Debris at Cllr. Charlie Farrelly’s feet indicate the levels to which the flood reached on Sunday on The Old Road at Dulague. Local men with hip waders failed to reach the deepest point on Sunday while searching for a number plate of a vehicle. ©Photograph: John Reidy
Signs On: Signs at Ballinaboul warning of the impassable road conditions further west in Dulague this morning. ©Photograph: John Reidy

Closed roads and Castleisland are beginning to sound suspiciously synonymous in recent times for a variety of reasons but with water as a common denominator.

College Road’s water pipe replacement – the most recent example was, at least, always working towards a conclusion that was inevitable and predictable.

Up in Arms on The Old Road

Now the misfortune of road closure has moved west across country to Dulague and, according to Cllr. Charlie Farrelly, the people of The Old Road are up in arms.

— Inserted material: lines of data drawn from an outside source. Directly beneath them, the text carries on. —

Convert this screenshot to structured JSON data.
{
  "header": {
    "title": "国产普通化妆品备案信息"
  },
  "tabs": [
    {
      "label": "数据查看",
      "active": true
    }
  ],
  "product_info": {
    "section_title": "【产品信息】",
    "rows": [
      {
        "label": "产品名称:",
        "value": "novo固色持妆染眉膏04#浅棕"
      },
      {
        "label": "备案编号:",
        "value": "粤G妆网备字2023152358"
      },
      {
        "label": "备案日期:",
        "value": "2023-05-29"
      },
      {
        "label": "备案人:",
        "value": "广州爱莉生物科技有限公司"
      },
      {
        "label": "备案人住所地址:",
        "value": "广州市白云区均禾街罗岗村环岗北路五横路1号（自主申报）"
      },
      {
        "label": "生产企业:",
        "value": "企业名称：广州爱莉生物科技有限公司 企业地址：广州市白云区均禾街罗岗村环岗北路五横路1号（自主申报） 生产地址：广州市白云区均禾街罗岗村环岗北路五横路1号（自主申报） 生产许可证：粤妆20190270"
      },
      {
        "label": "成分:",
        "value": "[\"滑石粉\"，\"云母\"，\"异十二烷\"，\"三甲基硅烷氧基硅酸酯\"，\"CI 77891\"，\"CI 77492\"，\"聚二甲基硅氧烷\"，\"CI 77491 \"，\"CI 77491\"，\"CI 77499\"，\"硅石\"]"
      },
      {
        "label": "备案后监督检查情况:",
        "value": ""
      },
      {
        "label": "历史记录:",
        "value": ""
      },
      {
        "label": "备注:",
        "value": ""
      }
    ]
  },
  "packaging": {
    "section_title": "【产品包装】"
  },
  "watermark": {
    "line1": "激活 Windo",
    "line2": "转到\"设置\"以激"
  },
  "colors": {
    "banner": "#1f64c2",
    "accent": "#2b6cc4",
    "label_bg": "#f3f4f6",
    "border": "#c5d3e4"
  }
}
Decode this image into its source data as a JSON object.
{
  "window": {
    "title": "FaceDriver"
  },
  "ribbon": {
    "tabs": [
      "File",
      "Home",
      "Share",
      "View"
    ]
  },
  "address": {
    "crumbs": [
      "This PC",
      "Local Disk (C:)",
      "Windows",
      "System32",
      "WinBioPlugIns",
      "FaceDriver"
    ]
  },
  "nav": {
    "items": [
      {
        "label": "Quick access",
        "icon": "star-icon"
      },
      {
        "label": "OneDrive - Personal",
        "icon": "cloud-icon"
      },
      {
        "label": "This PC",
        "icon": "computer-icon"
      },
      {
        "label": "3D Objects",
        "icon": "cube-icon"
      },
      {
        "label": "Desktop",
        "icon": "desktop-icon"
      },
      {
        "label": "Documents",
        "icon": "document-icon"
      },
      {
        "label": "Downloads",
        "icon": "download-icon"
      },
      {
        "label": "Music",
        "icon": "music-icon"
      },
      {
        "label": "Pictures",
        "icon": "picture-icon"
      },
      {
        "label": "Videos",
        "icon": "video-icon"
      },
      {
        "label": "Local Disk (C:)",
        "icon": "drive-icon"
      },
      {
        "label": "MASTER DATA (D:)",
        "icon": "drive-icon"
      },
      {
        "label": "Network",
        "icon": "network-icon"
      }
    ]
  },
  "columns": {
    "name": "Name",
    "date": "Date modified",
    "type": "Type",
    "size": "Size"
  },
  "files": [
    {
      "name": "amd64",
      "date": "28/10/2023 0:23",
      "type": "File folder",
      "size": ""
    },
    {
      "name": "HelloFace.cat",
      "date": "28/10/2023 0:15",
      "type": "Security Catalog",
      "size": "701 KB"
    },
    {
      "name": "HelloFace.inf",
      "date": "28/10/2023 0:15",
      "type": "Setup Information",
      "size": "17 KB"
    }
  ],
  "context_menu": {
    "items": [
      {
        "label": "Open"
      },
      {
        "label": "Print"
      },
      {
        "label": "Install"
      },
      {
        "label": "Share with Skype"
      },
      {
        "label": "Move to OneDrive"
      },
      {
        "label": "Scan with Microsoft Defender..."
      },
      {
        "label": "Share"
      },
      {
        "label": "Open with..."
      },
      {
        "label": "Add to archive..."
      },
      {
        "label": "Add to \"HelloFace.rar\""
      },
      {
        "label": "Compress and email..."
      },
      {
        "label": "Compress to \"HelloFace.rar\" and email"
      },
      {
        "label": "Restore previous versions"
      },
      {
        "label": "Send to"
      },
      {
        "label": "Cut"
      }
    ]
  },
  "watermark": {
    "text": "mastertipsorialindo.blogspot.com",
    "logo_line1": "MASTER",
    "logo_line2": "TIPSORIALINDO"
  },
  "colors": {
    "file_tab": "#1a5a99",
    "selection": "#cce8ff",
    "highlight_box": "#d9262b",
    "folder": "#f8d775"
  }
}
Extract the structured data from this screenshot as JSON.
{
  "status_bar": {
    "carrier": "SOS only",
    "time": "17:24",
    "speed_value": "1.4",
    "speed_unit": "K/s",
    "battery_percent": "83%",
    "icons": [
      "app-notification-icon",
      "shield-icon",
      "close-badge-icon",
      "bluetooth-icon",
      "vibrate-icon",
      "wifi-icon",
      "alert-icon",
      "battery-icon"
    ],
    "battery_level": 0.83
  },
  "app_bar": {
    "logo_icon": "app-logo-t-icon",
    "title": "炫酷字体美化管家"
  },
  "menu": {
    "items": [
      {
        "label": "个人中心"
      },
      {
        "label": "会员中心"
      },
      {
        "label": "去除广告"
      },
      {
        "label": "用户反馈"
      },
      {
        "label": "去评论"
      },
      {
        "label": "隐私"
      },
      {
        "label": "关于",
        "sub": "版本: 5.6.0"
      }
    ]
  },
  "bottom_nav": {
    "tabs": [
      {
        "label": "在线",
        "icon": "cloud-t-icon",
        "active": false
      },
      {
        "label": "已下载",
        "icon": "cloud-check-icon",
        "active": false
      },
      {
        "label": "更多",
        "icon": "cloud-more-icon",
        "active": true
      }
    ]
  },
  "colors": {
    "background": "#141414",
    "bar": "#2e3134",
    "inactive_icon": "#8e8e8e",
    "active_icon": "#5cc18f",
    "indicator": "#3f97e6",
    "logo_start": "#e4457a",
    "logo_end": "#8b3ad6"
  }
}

In fact, Cllr. Farrelly, not a man to mince his own or the words of others, said in a phone call last night that the people there are making f—ing war over the situation they now find themselves in.

Water Flow Impeded 

Locals are blaming land reclamation and associated work as an impediment to the run-off of traditional rights-of -way for the water which is now flooding their access road on an increasingly regular basis.

They’re citing the closing of a natural sump or soak-away in a field beside the road and elimination of drains which took the water off areas like Dulague North and eventually down to the River Maine as the cause. 

A Winter Predicament

“It’s bad enough to be cut off for a couple of days at a time and knowing that the flood water will eventually clear – but the weather we’re getting and no promise of anything better coming – is likely to close this road again and again over the winter months. And this is the fourth time it’s been closed over the past few weeks, ” said Cllr. Farrelly.

Problem Well Flagged

“This problem has been well flagged over the past few months and Kerry County Council has had both time and warning to have something done about it.

“The people here are at their wits end and they’re angry that the problem has come to this. There’s four feet of water at one point in the depth of that flood and apart from the inconvenience it causes – there’s surely also a health and safety aspect to it,” said Cllr. Farrelly.